## Material provided
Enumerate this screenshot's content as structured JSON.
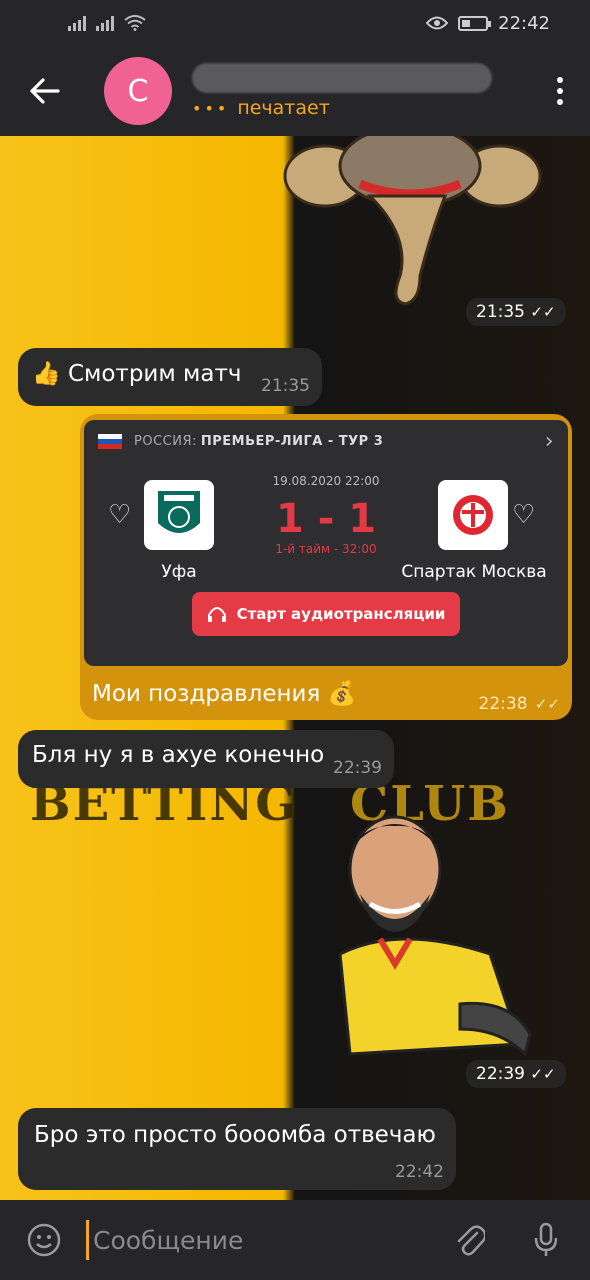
{
  "status": {
    "time": "22:42"
  },
  "header": {
    "avatar_letter": "С",
    "status": "печатает"
  },
  "messages": {
    "m1": {
      "time": "21:35"
    },
    "m2": {
      "text": "👍 Смотрим матч",
      "time": "21:35"
    },
    "m3": {
      "caption": "Мои поздравления 💰",
      "time": "22:38"
    },
    "m4": {
      "text": "Бля ну я в ахуе конечно",
      "time": "22:39"
    },
    "m5": {
      "time": "22:39"
    },
    "m6": {
      "text": "Бро это просто бооомба отвечаю",
      "time": "22:42"
    }
  },
  "match": {
    "league_country": "РОССИЯ:",
    "league_name": "ПРЕМЬЕР-ЛИГА - ТУР 3",
    "datetime": "19.08.2020 22:00",
    "score": "1 - 1",
    "period": "1-й тайм - 32:00",
    "home_team": "Уфа",
    "away_team": "Спартак Москва",
    "audio_button": "Старт аудиотрансляции"
  },
  "background": {
    "word_left": "BETTING",
    "word_right": "CLUB"
  },
  "input": {
    "placeholder": "Сообщение"
  },
  "icons": [
    "back-arrow-icon",
    "more-vert-icon",
    "emoji-icon",
    "attach-icon",
    "mic-icon",
    "heart-icon",
    "headphones-icon",
    "chevron-right-icon",
    "double-check-icon"
  ],
  "colors": {
    "accent": "#f5a623",
    "outgoing": "#d3930c",
    "incoming": "#2b2b2b",
    "avatar": "#f06292",
    "live": "#e53945"
  }
}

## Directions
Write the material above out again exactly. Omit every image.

## Written reply
Enumerate this screenshot's content as structured JSON.
{
  "status": {
    "time": "22:42"
  },
  "header": {
    "avatar_letter": "С",
    "status": "печатает"
  },
  "messages": {
    "m1": {
      "time": "21:35"
    },
    "m2": {
      "text": "👍 Смотрим матч",
      "time": "21:35"
    },
    "m3": {
      "caption": "Мои поздравления 💰",
      "time": "22:38"
    },
    "m4": {
      "text": "Бля ну я в ахуе конечно",
      "time": "22:39"
    },
    "m5": {
      "time": "22:39"
    },
    "m6": {
      "text": "Бро это просто бооомба отвечаю",
      "time": "22:42"
    }
  },
  "match": {
    "league_country": "РОССИЯ:",
    "league_name": "ПРЕМЬЕР-ЛИГА - ТУР 3",
    "datetime": "19.08.2020 22:00",
    "score": "1 - 1",
    "period": "1-й тайм - 32:00",
    "home_team": "Уфа",
    "away_team": "Спартак Москва",
    "audio_button": "Старт аудиотрансляции"
  },
  "background": {
    "word_left": "BETTING",
    "word_right": "CLUB"
  },
  "input": {
    "placeholder": "Сообщение"
  },
  "icons": [
    "back-arrow-icon",
    "more-vert-icon",
    "emoji-icon",
    "attach-icon",
    "mic-icon",
    "heart-icon",
    "headphones-icon",
    "chevron-right-icon",
    "double-check-icon"
  ],
  "colors": {
    "accent": "#f5a623",
    "outgoing": "#d3930c",
    "incoming": "#2b2b2b",
    "avatar": "#f06292",
    "live": "#e53945"
  }
}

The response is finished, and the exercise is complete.